### Supplied data ###

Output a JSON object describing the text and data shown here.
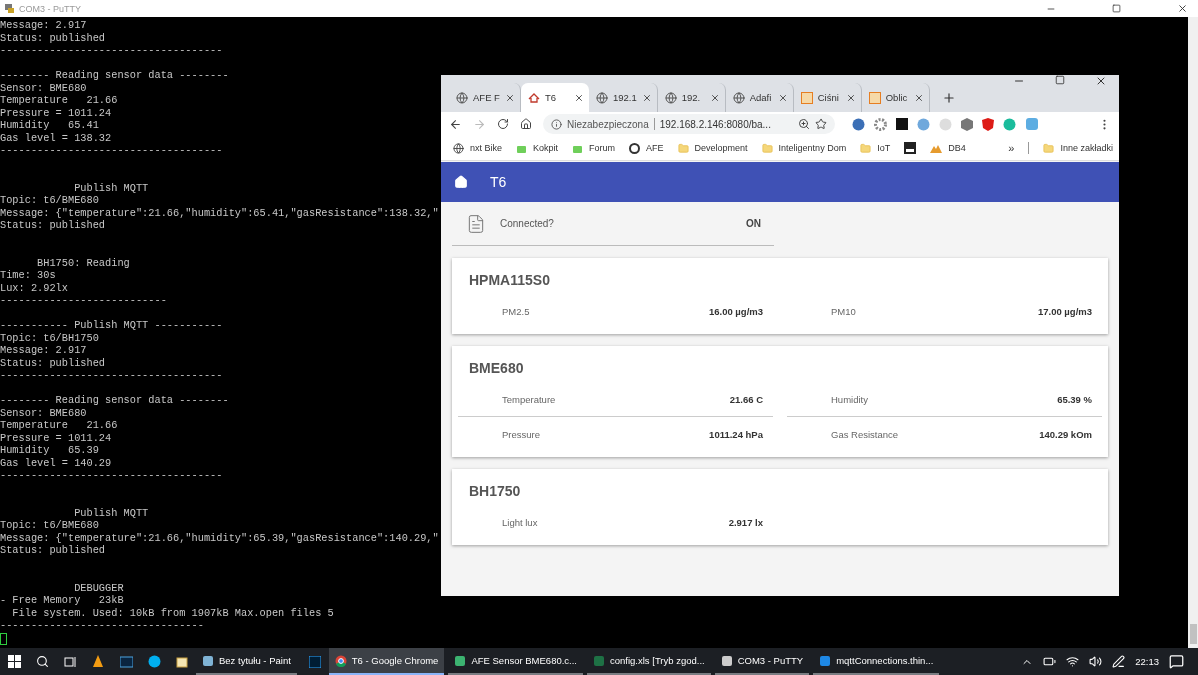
{
  "putty": {
    "title": "COM3 - PuTTY",
    "lines": [
      {
        "kind": "text",
        "text": "Message: 2.917"
      },
      {
        "kind": "text",
        "text": "Status: published"
      },
      {
        "kind": "text",
        "text": "------------------------------------"
      },
      {
        "kind": "blank"
      },
      {
        "kind": "text",
        "text": "-------- Reading sensor data --------"
      },
      {
        "kind": "text",
        "text": "Sensor: BME680"
      },
      {
        "kind": "text",
        "text": "Temperature   21.66"
      },
      {
        "kind": "text",
        "text": "Pressure = 1011.24"
      },
      {
        "kind": "text",
        "text": "Humidity   65.41"
      },
      {
        "kind": "text",
        "text": "Gas level = 138.32"
      },
      {
        "kind": "text",
        "text": "------------------------------------"
      },
      {
        "kind": "blank"
      },
      {
        "kind": "blank"
      },
      {
        "kind": "text",
        "text": "            Publish MQTT"
      },
      {
        "kind": "text",
        "text": "Topic: t6/BME680"
      },
      {
        "kind": "text",
        "text": "Message: {\"temperature\":21.66,\"humidity\":65.41,\"gasResistance\":138.32,\""
      },
      {
        "kind": "text",
        "text": "Status: published"
      },
      {
        "kind": "blank"
      },
      {
        "kind": "blank"
      },
      {
        "kind": "text",
        "text": "      BH1750: Reading"
      },
      {
        "kind": "text",
        "text": "Time: 30s"
      },
      {
        "kind": "text",
        "text": "Lux: 2.92lx"
      },
      {
        "kind": "text",
        "text": "---------------------------"
      },
      {
        "kind": "blank"
      },
      {
        "kind": "text",
        "text": "----------- Publish MQTT -----------"
      },
      {
        "kind": "text",
        "text": "Topic: t6/BH1750"
      },
      {
        "kind": "text",
        "text": "Message: 2.917"
      },
      {
        "kind": "text",
        "text": "Status: published"
      },
      {
        "kind": "text",
        "text": "------------------------------------"
      },
      {
        "kind": "blank"
      },
      {
        "kind": "text",
        "text": "-------- Reading sensor data --------"
      },
      {
        "kind": "text",
        "text": "Sensor: BME680"
      },
      {
        "kind": "text",
        "text": "Temperature   21.66"
      },
      {
        "kind": "text",
        "text": "Pressure = 1011.24"
      },
      {
        "kind": "text",
        "text": "Humidity   65.39"
      },
      {
        "kind": "text",
        "text": "Gas level = 140.29"
      },
      {
        "kind": "text",
        "text": "------------------------------------"
      },
      {
        "kind": "blank"
      },
      {
        "kind": "blank"
      },
      {
        "kind": "text",
        "text": "            Publish MQTT"
      },
      {
        "kind": "text",
        "text": "Topic: t6/BME680"
      },
      {
        "kind": "text",
        "text": "Message: {\"temperature\":21.66,\"humidity\":65.39,\"gasResistance\":140.29,\""
      },
      {
        "kind": "text",
        "text": "Status: published"
      },
      {
        "kind": "blank"
      },
      {
        "kind": "blank"
      },
      {
        "kind": "text",
        "text": "            DEBUGGER"
      },
      {
        "kind": "text",
        "text": "- Free Memory   23kB"
      },
      {
        "kind": "text",
        "text": "  File system. Used: 10kB from 1907kB Max.open files 5"
      },
      {
        "kind": "text",
        "text": "---------------------------------"
      },
      {
        "kind": "cursor"
      }
    ]
  },
  "browser": {
    "tabs": [
      {
        "label": "AFE F",
        "selected": false
      },
      {
        "label": "T6",
        "selected": true
      },
      {
        "label": "192.1",
        "selected": false
      },
      {
        "label": "192.",
        "selected": false
      },
      {
        "label": "Adafi",
        "selected": false
      },
      {
        "label": "Ciśni",
        "selected": false
      },
      {
        "label": "Oblic",
        "selected": false
      }
    ],
    "address": {
      "security": "Niezabezpieczona",
      "url": "192.168.2.146:8080/ba..."
    },
    "bookmarks": [
      {
        "label": "nxt Bike"
      },
      {
        "label": "Kokpit"
      },
      {
        "label": "Forum"
      },
      {
        "label": "AFE"
      },
      {
        "label": "Development"
      },
      {
        "label": "Inteligentny Dom"
      },
      {
        "label": "IoT"
      },
      {
        "label": "DB4"
      }
    ],
    "bookmarks_overflow": "»",
    "other_bookmarks": "Inne zakładki",
    "app": {
      "title": "T6",
      "status": {
        "label": "Connected?",
        "value": "ON"
      },
      "cards": [
        {
          "title": "HPMA115S0",
          "readings": [
            {
              "label": "PM2.5",
              "value": "16.00 µg/m3"
            },
            {
              "label": "PM10",
              "value": "17.00 µg/m3"
            }
          ]
        },
        {
          "title": "BME680",
          "readings": [
            {
              "label": "Temperature",
              "value": "21.66 C"
            },
            {
              "label": "Humidity",
              "value": "65.39 %"
            },
            {
              "label": "Pressure",
              "value": "1011.24 hPa"
            },
            {
              "label": "Gas Resistance",
              "value": "140.29 kOm"
            }
          ]
        },
        {
          "title": "BH1750",
          "readings": [
            {
              "label": "Light lux",
              "value": "2.917 lx"
            }
          ]
        }
      ]
    }
  },
  "taskbar": {
    "apps": [
      {
        "label": "Bez tytułu - Paint",
        "selected": false
      },
      {
        "label": "T6 - Google Chrome",
        "selected": true
      },
      {
        "label": "AFE Sensor BME680.c...",
        "selected": false
      },
      {
        "label": "config.xls [Tryb zgod...",
        "selected": false
      },
      {
        "label": "COM3 - PuTTY",
        "selected": false
      },
      {
        "label": "mqttConnections.thin...",
        "selected": false
      }
    ],
    "clock": "22:13"
  }
}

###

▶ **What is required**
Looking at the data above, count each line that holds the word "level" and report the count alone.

▶ **The completed task**
2